**Work to complete:** What is needed is a verbatim copy of each record below.

(Records to process begins)

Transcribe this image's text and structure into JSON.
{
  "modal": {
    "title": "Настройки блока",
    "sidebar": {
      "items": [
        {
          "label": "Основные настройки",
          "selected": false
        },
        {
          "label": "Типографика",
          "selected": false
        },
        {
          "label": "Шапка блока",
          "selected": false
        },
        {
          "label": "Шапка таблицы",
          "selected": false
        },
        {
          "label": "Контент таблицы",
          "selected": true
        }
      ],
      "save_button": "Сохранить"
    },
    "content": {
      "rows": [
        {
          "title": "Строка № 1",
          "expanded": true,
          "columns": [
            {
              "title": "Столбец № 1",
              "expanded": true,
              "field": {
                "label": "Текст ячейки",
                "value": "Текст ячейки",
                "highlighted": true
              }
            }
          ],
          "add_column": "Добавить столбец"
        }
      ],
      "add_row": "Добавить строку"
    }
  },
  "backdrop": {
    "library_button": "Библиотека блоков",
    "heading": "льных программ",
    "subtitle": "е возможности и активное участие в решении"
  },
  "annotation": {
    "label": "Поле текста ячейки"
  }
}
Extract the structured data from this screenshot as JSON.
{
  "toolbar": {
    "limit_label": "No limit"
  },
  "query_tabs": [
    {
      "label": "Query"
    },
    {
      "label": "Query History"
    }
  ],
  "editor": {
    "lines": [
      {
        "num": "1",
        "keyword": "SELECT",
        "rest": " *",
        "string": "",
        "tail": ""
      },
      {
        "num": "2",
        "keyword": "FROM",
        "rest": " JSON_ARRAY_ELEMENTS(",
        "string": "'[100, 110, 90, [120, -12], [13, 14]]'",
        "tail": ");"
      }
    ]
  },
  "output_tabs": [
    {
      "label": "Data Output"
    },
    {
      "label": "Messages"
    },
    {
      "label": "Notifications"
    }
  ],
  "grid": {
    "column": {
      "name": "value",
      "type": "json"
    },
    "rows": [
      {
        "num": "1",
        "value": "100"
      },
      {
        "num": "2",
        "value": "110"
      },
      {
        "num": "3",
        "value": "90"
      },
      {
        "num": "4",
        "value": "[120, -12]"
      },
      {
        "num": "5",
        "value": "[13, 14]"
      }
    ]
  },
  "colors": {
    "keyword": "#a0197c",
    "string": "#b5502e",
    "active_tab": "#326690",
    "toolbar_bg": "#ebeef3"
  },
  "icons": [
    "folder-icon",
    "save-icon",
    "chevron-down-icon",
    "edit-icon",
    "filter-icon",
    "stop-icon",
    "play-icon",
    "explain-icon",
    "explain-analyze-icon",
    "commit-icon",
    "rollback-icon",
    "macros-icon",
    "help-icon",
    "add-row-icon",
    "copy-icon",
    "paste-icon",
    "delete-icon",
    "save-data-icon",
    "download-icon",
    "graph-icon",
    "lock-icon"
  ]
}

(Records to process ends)

**Solution:**
Transcribe this image's text and structure into JSON.
{
  "modal": {
    "title": "Настройки блока",
    "sidebar": {
      "items": [
        {
          "label": "Основные настройки",
          "selected": false
        },
        {
          "label": "Типографика",
          "selected": false
        },
        {
          "label": "Шапка блока",
          "selected": false
        },
        {
          "label": "Шапка таблицы",
          "selected": false
        },
        {
          "label": "Контент таблицы",
          "selected": true
        }
      ],
      "save_button": "Сохранить"
    },
    "content": {
      "rows": [
        {
          "title": "Строка № 1",
          "expanded": true,
          "columns": [
            {
              "title": "Столбец № 1",
              "expanded": true,
              "field": {
                "label": "Текст ячейки",
                "value": "Текст ячейки",
                "highlighted": true
              }
            }
          ],
          "add_column": "Добавить столбец"
        }
      ],
      "add_row": "Добавить строку"
    }
  },
  "backdrop": {
    "library_button": "Библиотека блоков",
    "heading": "льных программ",
    "subtitle": "е возможности и активное участие в решении"
  },
  "annotation": {
    "label": "Поле текста ячейки"
  }
}
Extract the structured data from this screenshot as JSON.
{
  "toolbar": {
    "limit_label": "No limit"
  },
  "query_tabs": [
    {
      "label": "Query"
    },
    {
      "label": "Query History"
    }
  ],
  "editor": {
    "lines": [
      {
        "num": "1",
        "keyword": "SELECT",
        "rest": " *",
        "string": "",
        "tail": ""
      },
      {
        "num": "2",
        "keyword": "FROM",
        "rest": " JSON_ARRAY_ELEMENTS(",
        "string": "'[100, 110, 90, [120, -12], [13, 14]]'",
        "tail": ");"
      }
    ]
  },
  "output_tabs": [
    {
      "label": "Data Output"
    },
    {
      "label": "Messages"
    },
    {
      "label": "Notifications"
    }
  ],
  "grid": {
    "column": {
      "name": "value",
      "type": "json"
    },
    "rows": [
      {
        "num": "1",
        "value": "100"
      },
      {
        "num": "2",
        "value": "110"
      },
      {
        "num": "3",
        "value": "90"
      },
      {
        "num": "4",
        "value": "[120, -12]"
      },
      {
        "num": "5",
        "value": "[13, 14]"
      }
    ]
  },
  "colors": {
    "keyword": "#a0197c",
    "string": "#b5502e",
    "active_tab": "#326690",
    "toolbar_bg": "#ebeef3"
  },
  "icons": [
    "folder-icon",
    "save-icon",
    "chevron-down-icon",
    "edit-icon",
    "filter-icon",
    "stop-icon",
    "play-icon",
    "explain-icon",
    "explain-analyze-icon",
    "commit-icon",
    "rollback-icon",
    "macros-icon",
    "help-icon",
    "add-row-icon",
    "copy-icon",
    "paste-icon",
    "delete-icon",
    "save-data-icon",
    "download-icon",
    "graph-icon",
    "lock-icon"
  ]
}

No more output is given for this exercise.